Which of course is beautiful.
I decided to check out the Guinness Storehouse, and walked by the river trying to find it.
I didn’t go in, because I wasn’t quite as interested as it was expensive, but it allowed for some exploring of Dublin. (And its coffee shops!)
On the way back to the hostel I managed to find Temple Bar, which looked like the type of place that sells tourists water for $10, so I continued on my way.
Upon returning to the hostel, I was invited out to explore some more with a really nice Spanish guy. We met up with his friend, and she brought us to a bar built in what used to be a church.
Still had the organ and everything.
We later wandered through a fancy mall.
After checking out a few bars and live music, I returned to the hostel for bed. Isaac’s Hostel in Dublin, highly recommended.
The next day was more relaxed, (I think I walked for 10 hours the first day), and I started at Oscar Wilde’s memorial.
I really like his novel, The Picture of Dorian Gray, as well as some of his quotes.
One thing about traveling outside of Canada, especially to cities, is missing the natural scenery that we have in abundance.

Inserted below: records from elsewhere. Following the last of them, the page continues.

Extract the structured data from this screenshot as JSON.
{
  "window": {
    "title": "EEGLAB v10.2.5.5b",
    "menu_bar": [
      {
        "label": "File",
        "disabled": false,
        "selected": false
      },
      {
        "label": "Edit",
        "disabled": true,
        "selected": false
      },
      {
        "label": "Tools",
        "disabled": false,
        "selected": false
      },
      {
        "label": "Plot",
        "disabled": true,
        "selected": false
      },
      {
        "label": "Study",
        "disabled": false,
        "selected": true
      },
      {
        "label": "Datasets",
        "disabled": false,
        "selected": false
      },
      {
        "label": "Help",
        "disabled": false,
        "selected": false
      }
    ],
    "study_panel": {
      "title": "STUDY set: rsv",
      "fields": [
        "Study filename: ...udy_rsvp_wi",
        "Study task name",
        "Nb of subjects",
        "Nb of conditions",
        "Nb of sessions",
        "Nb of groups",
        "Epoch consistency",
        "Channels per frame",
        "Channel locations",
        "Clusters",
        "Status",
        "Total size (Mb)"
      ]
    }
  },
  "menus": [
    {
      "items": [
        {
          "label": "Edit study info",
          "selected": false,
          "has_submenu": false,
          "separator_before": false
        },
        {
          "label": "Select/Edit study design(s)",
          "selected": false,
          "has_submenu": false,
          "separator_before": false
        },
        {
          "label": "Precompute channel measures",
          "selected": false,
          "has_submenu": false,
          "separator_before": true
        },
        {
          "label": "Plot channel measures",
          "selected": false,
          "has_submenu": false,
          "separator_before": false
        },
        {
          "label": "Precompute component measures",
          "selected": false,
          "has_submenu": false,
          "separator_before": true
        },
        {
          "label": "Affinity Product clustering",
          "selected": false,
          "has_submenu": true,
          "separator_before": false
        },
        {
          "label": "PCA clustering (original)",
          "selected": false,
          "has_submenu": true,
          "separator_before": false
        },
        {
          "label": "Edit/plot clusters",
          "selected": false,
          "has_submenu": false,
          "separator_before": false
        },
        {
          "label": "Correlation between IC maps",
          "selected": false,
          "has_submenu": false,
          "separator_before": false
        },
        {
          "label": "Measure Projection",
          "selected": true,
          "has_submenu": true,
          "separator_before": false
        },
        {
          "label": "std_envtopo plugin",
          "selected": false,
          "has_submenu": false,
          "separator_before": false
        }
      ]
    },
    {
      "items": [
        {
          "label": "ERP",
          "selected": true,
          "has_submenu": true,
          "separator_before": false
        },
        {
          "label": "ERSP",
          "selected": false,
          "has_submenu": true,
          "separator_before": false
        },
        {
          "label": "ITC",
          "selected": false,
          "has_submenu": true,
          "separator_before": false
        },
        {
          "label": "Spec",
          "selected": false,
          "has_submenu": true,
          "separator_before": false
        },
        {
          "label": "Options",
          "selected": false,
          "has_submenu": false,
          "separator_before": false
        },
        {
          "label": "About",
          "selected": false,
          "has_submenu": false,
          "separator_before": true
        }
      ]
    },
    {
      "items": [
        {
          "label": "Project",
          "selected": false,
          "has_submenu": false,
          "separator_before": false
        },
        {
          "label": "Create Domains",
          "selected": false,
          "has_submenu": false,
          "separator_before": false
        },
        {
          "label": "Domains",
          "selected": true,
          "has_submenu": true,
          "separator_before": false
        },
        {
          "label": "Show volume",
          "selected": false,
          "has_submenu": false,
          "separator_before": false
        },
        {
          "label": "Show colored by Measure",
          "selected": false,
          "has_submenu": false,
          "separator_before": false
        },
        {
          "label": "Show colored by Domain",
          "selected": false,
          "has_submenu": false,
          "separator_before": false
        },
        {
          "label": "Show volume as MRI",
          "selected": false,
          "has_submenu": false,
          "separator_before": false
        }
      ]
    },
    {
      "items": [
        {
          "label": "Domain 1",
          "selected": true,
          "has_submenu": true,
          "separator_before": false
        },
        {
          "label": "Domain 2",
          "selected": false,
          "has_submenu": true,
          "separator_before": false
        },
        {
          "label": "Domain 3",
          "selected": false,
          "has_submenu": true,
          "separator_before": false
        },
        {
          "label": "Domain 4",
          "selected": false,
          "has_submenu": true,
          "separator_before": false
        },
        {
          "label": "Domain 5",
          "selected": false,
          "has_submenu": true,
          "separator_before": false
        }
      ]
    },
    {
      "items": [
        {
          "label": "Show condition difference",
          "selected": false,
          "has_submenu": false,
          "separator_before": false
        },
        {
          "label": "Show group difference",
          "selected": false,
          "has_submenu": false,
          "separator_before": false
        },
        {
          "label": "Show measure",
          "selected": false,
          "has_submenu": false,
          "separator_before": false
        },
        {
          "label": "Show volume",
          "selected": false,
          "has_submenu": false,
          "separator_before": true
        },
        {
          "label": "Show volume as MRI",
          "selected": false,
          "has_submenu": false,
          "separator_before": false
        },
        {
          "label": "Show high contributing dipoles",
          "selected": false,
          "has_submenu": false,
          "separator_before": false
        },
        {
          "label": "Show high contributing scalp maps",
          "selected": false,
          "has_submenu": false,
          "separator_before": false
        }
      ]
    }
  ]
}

Anyways, even though it had a lot of people in it, St. Stephen’s Green in the heart of Dublin was a nice break.
I found the green I was looking for!
On my last night I had dinner at an Italian place near the Ha’penny Bridge, so called because it was the first bridge built in Dublin and crossing it cost half a penny.
Started with wine and pizza at one place,
and since it was the last night, got a crepe and some nighttime coffee at another place.
I loved Dublin, and would love to return to Ireland someday to see more.
This Saturday, I will be leaving Manchester for Lisbon, Portugal where I will be meeting my dad and sister for her reading week. I’m excited!